Teaching Models

Divide Decimals

Division of Decimals
The division algorithm for dividing a decimal by a whole number is similar to the division algorithm for whole numbers. An example of dividing money can be used to illustrate this.

Divide $56.34 equally among 6 individuals. How much does each person receive? Think of the $56.34 as five $10 bills, six $1 bills, three dimes, and four pennies.

If the divisor and dividend are multiplied by the same number, the quotient remains the same. If you are dividing apples equally among a group of children and triple both the number of apples and the number of children, then the number of apples per child stays the same. This is the principle used when dividing by a decimal. Use multiples of 10 to convert the division by a decimal into a problem of dividing by a whole number.

23 ÷ 3.2 = 230 ÷ 32
452.893 ÷ 0.23 = 45,289.3 ÷ 23
   Multiply by 10.
   Multiply by 100.

Such conversions are usually shown as

Long division example

The quotient of two decimals can always be written as a quotient of whole numbers. For example, the quotient 452.893 ÷ 0.23 = 452,893 ÷ 230 (multiply both the dividend and the divisor by 1,000).

Repeating and Terminating Decimals
All fractions represent division and thus can be written as decimals. However, not all division ends, or terminates. A terminating decimal occurs when the division has a remainder of 0. An example is 1 ÷ 2 = 0.5. Fractions like one-third cannot be represented by a terminating decimal. The decimal equivalent for one-third is 0.333…. This means the threes continue on and on indefinitely since there is always a remainder of 1. A complete explanation of why one-third = 0.333… requires an understanding of infinite sums and is beyond most students in elementary school. However, students do understand patterns and can see the patterns that occur in repeating decimals. A repeating decimal occurs when a pattern of numbers repeats indefinitely after the decimal point and the numbers are not all zeros.
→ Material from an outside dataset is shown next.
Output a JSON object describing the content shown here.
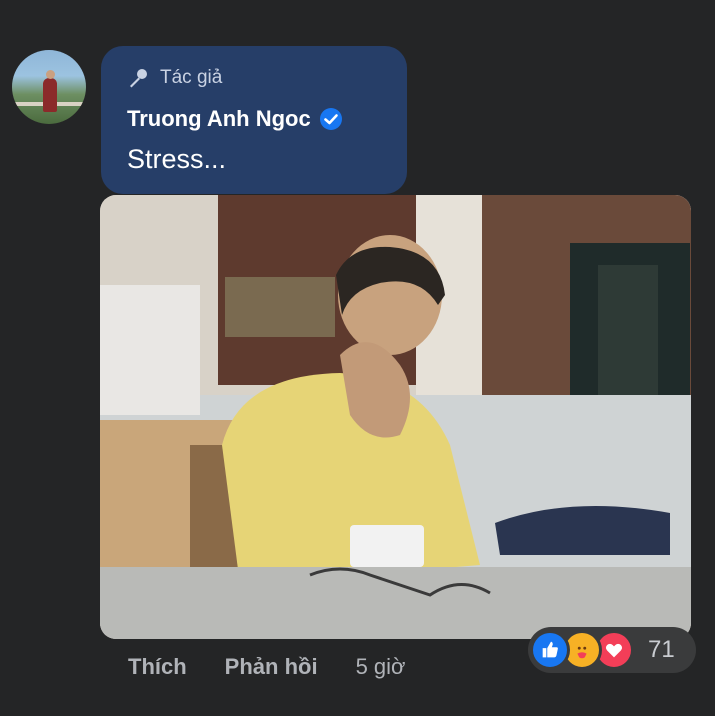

In writing repeating decimals, a bar is placed over the pattern of numbers that repeats. Thus,

Repeat symbol

Teaching Model 14.7: Divide a Decimal by a Decimal


Houghton Mifflin Math Grade 5